Edmonton, Alberta, Canada
About Edmonton Alberta
In 1904, Edmonton was declared a city. The following year our city was named the provincial capital of Alberta. Today, it is Canada's 6th largest city, offering all the amenities of a major urban center plus a family-friendly environment that is safe, stimulating, and rich with opportunity. Edmonton is one of Canada's most ethnically diverse cities with more than 60 ethnic and cultural groups. Well known for its vibrant cultural life, the diverse business community, and outstanding river valley park system, this is a great place to call home. People who live in here are called "Edmontonians"
Edmonton is located geographical in the middle of the province at an elevation of 668 meters. The terrain is flat to gently rolling, with ravines and deep river valleys, such as the North Saskatchewan River valley. The North Saskatchewan River bisects the city and originates at the Columbia Ice field in Jasper National Park. It runs from the southwest to the northeast and is fed by numerous creeks throughout the city, such as Whitemud and Mill Creek. This creates numerous ravines for living in our neighborhoods.
Edmontonians have a saying here - "If you don't like the weather, wait five minutes" Edmonton has a northern continental climate with extreme seasonal temperatures. It has mild summers and chilly winters. New Buyers sometimes ask "When does it snow?." Truth be told - Edmonton has had snow every month. It is not unusual for tempatures to flexuate 20-25 degrees within a few days.
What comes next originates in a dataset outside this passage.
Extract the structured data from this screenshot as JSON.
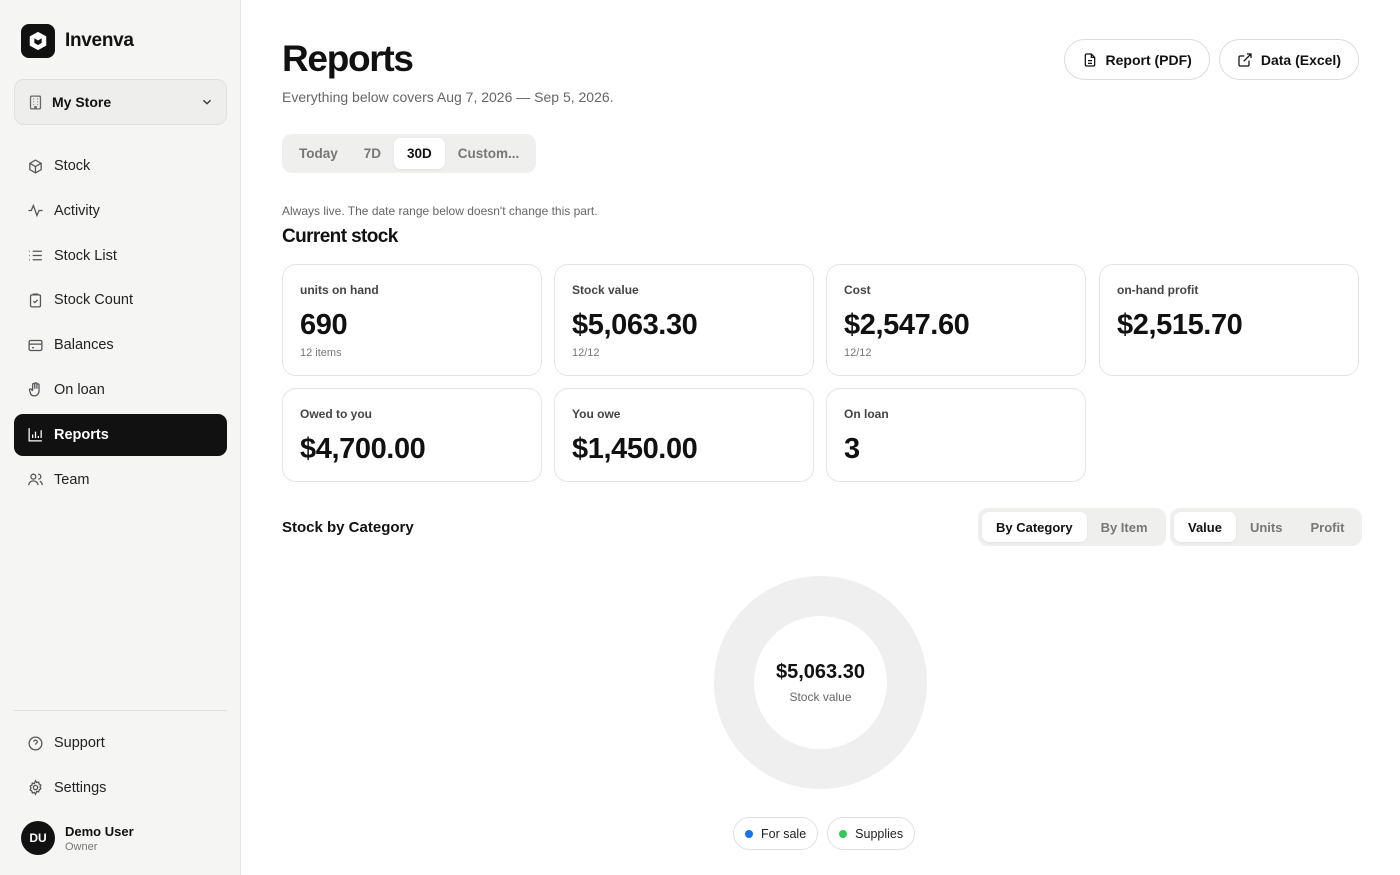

Around 3,000 BC and perhaps as early as 10,000 BC, when an ice-free corridor opened up as the last ice age ended and timber, water, and wildlife became available in the region. In 1754, Anthony Henday, an explorer working for the Hudson's Bay Company, may have been the first European to enter the area. His expeditions across the Canadian Prairies were mainly to seek contact with the aboriginal population for the purpose of establishing fur trade, as the competition was fierce between the Hudson's Bay Company and the North West Company. By 1795, Fort Edmonton, located in the Brander Gardenscommunity was established as a major trading post for the Hudson's Bay Company./p>
The war years
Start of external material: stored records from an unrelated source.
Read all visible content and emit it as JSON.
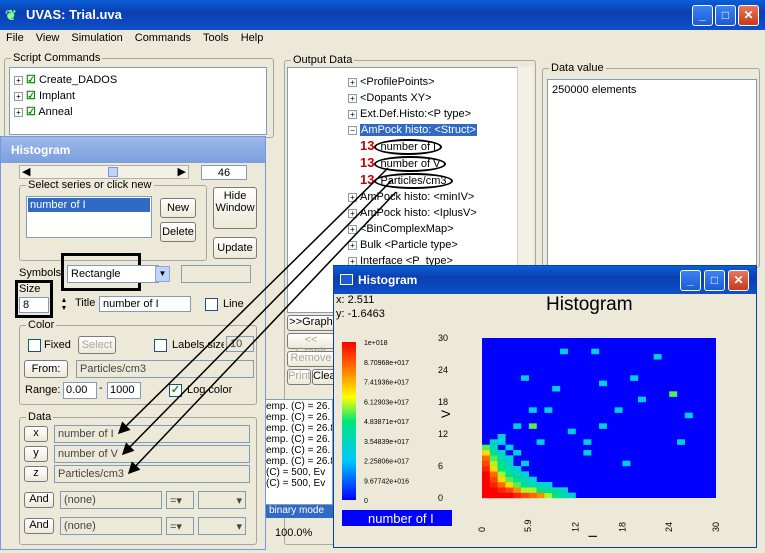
{
  "main": {
    "title": "UVAS: Trial.uva",
    "menu": [
      "File",
      "View",
      "Simulation",
      "Commands",
      "Tools",
      "Help"
    ]
  },
  "script_panel": {
    "label": "Script Commands",
    "items": [
      "Create_DADOS",
      "Implant",
      "Anneal"
    ]
  },
  "output_panel": {
    "label": "Output Data",
    "items": [
      "<ProfilePoints>",
      "<Dopants XY>",
      "Ext.Def.Histo:<P type>",
      "AmPock histo: <Struct>",
      "number of I",
      "number of V",
      "Particles/cm3",
      "AmPock histo: <minIV>",
      "AmPock histo: <IplusV>",
      "<BinComplexMap>",
      "Bulk <Particle type>",
      "Interface <P_type>"
    ],
    "node_tag": "13",
    "buttons": [
      ">>Graph",
      "<< Graph",
      "Remove",
      "Print",
      "Clear"
    ]
  },
  "data_value": {
    "label": "Data value",
    "text": "250000 elements"
  },
  "log": {
    "lines": [
      "emp. (C) = 26.",
      "emp. (C) = 26.",
      "emp. (C) = 26.85, E",
      "emp. (C) = 26.",
      "emp. (C) = 26.",
      "emp. (C) = 26.85, E",
      "(C) = 500, Ev",
      "(C) = 500, Ev"
    ],
    "mode": "binary mode",
    "zoom": "100.0%"
  },
  "histogram_dialog": {
    "title": "Histogram",
    "slider_value": "46",
    "select_label": "Select series or click new",
    "series": [
      "number of I"
    ],
    "new_label": "New",
    "delete_label": "Delete",
    "hide_label": "Hide Window",
    "update_label": "Update",
    "symbols_label": "Symbols",
    "symbol_value": "Rectangle",
    "size_label": "Size",
    "size_value": "8",
    "title_label": "Title",
    "title_value": "number of I",
    "line_label": "Line",
    "color_label": "Color",
    "fixed_label": "Fixed",
    "select_btn": "Select",
    "labels_label": "Labels size",
    "labels_value": "10",
    "from_label": "From:",
    "from_value": "Particles/cm3",
    "range_label": "Range:",
    "range_min": "0.00",
    "range_max": "1000",
    "log_color_label": "Log color",
    "data_label": "Data",
    "x_btn": "x",
    "x_value": "number of I",
    "y_btn": "y",
    "y_value": "number of V",
    "z_btn": "z",
    "z_value": "Particles/cm3",
    "and_label": "And",
    "none": "(none)"
  },
  "plot_window": {
    "title": "Histogram",
    "x_readout": "x: 2.511",
    "y_readout": "y: -1.6463",
    "heading": "Histogram",
    "y_axis_label": "V",
    "x_axis_label": "I",
    "legend_label": "number of I",
    "colors": {
      "low": "#0000ff",
      "high": "#ff0000"
    }
  },
  "chart_data": {
    "type": "heatmap",
    "title": "Histogram",
    "xlabel": "I",
    "ylabel": "V",
    "x_ticks": [
      "0",
      "5.9",
      "12",
      "18",
      "24",
      "30"
    ],
    "y_ticks": [
      "0",
      "6",
      "12",
      "18",
      "24",
      "30"
    ],
    "xlim": [
      0,
      30
    ],
    "ylim": [
      0,
      30
    ],
    "colorbar_ticks": [
      "1e+018",
      "8.70968e+017",
      "7.41936e+017",
      "6.12903e+017",
      "4.83871e+017",
      "3.54839e+017",
      "2.25806e+017",
      "9.67742e+016",
      "0"
    ],
    "colorbar_range": [
      0,
      1e+18
    ],
    "legend": "number of I",
    "cells": [
      [
        0,
        0,
        1
      ],
      [
        1,
        0,
        1
      ],
      [
        2,
        0,
        1
      ],
      [
        3,
        0,
        1
      ],
      [
        4,
        0,
        0.95
      ],
      [
        5,
        0,
        0.9
      ],
      [
        6,
        0,
        0.85
      ],
      [
        7,
        0,
        0.8
      ],
      [
        8,
        0,
        0.6
      ],
      [
        9,
        0,
        0.5
      ],
      [
        10,
        0,
        0.4
      ],
      [
        11,
        0,
        0.35
      ],
      [
        0,
        1,
        1
      ],
      [
        1,
        1,
        1
      ],
      [
        2,
        1,
        0.95
      ],
      [
        3,
        1,
        0.9
      ],
      [
        4,
        1,
        0.8
      ],
      [
        5,
        1,
        0.6
      ],
      [
        6,
        1,
        0.6
      ],
      [
        7,
        1,
        0.5
      ],
      [
        8,
        1,
        0.45
      ],
      [
        9,
        1,
        0.4
      ],
      [
        10,
        1,
        0.35
      ],
      [
        0,
        2,
        1
      ],
      [
        1,
        2,
        0.95
      ],
      [
        2,
        2,
        0.85
      ],
      [
        3,
        2,
        0.7
      ],
      [
        4,
        2,
        0.55
      ],
      [
        5,
        2,
        0.45
      ],
      [
        6,
        2,
        0.4
      ],
      [
        7,
        2,
        0.35
      ],
      [
        8,
        2,
        0.3
      ],
      [
        0,
        3,
        1
      ],
      [
        1,
        3,
        0.9
      ],
      [
        2,
        3,
        0.7
      ],
      [
        3,
        3,
        0.55
      ],
      [
        4,
        3,
        0.45
      ],
      [
        5,
        3,
        0.38
      ],
      [
        6,
        3,
        0.32
      ],
      [
        0,
        4,
        1
      ],
      [
        1,
        4,
        0.85
      ],
      [
        2,
        4,
        0.6
      ],
      [
        3,
        4,
        0.45
      ],
      [
        4,
        4,
        0.4
      ],
      [
        5,
        4,
        0.33
      ],
      [
        0,
        5,
        0.95
      ],
      [
        1,
        5,
        0.7
      ],
      [
        2,
        5,
        0.5
      ],
      [
        3,
        5,
        0.4
      ],
      [
        4,
        5,
        0.3
      ],
      [
        0,
        6,
        0.9
      ],
      [
        1,
        6,
        0.6
      ],
      [
        2,
        6,
        0.45
      ],
      [
        3,
        6,
        0.35
      ],
      [
        5,
        6,
        0.3
      ],
      [
        0,
        7,
        0.85
      ],
      [
        1,
        7,
        0.55
      ],
      [
        2,
        7,
        0.4
      ],
      [
        3,
        7,
        0.3
      ],
      [
        0,
        8,
        0.7
      ],
      [
        1,
        8,
        0.45
      ],
      [
        2,
        8,
        0.35
      ],
      [
        4,
        8,
        0.3
      ],
      [
        0,
        9,
        0.55
      ],
      [
        1,
        9,
        0.4
      ],
      [
        3,
        9,
        0.3
      ],
      [
        1,
        10,
        0.35
      ],
      [
        2,
        10,
        0.3
      ],
      [
        2,
        11,
        0.3
      ],
      [
        4,
        13,
        0.3
      ],
      [
        6,
        13,
        0.55
      ],
      [
        8,
        16,
        0.3
      ],
      [
        11,
        12,
        0.3
      ],
      [
        13,
        10,
        0.3
      ],
      [
        15,
        13,
        0.3
      ],
      [
        9,
        20,
        0.3
      ],
      [
        15,
        21,
        0.3
      ],
      [
        5,
        22,
        0.3
      ],
      [
        17,
        16,
        0.3
      ],
      [
        20,
        18,
        0.3
      ],
      [
        22,
        26,
        0.3
      ],
      [
        10,
        27,
        0.3
      ],
      [
        14,
        27,
        0.3
      ],
      [
        18,
        6,
        0.3
      ],
      [
        25,
        10,
        0.3
      ],
      [
        13,
        8,
        0.3
      ],
      [
        24,
        19,
        0.55
      ],
      [
        19,
        22,
        0.3
      ],
      [
        26,
        15,
        0.3
      ],
      [
        6,
        16,
        0.3
      ],
      [
        7,
        10,
        0.3
      ]
    ]
  }
}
During the early 1910s, we grew very rapidly due to rising speculation in real estate prices. In 1912, Edmonton amalgamated with the city of Strathcona south of the North Saskatchewan River. As a result, the city extended south of the river. Just prior to World War I, the real estate boom ended suddenly, causing the city's population to decline sharply from over 72,500 in 1914 to under 54,000 only two years later. Recruitment to the Canadian military during the war also contributed to the drop in population. Afterward, the city was slow to recover in population and economy during the twenties and thirties, until World War II. During this time, Highlands was begining to develop.
The oil boom years
The first major oil discovery in Alberta was made on February 13, 1947, near the town of Leduc to the south. As early as 1914, oil reserves were known to exist in the southern parts of Alberta but they produced very little oil compared to those around our municipality. Additional oil reserves were discovered during the late forties and the fifties near the town of Redwater. Because most of Alberta's oil reserves were concentrated in central and northern Alberta, Edmonton became home to most of the oil industry.
The oil boom of the seventies and eighties ended abruptly with the sharp decline in oil prices on the international market and the introduction of the National Energy Program in 1981. The population had reached 521,000 that same year. Although the National Energy Program was later scrapped by the federal government in the mid-eighties, the collapse of world oil prices in 1986 and massive government cutbacks kept the city from making a full economic recovery until the late nineties.
Edmonton has become one of Canada's major educational centers with more than 60,000 full-time post-secondary students spread over several institutions and campuses. The University of Alberta, whose main campus is situated on the south side of the river valley, is a board-governed, public institution. The main campus consists of more than ninety buildings on 890,000 square meters of land, with buildings dating back to the university's establishment in 1908.
Relocating Edmonton Alberta
Finding a home in our city is not an easy task. Unlike most cities, Edmonton's neighborhoods are extremely deverse. The best way to find a place to live when making a relocation move is to first decide on what type of lifestyle you want. Then choose a relocation REALTOR® who specializes in the community you want to live in.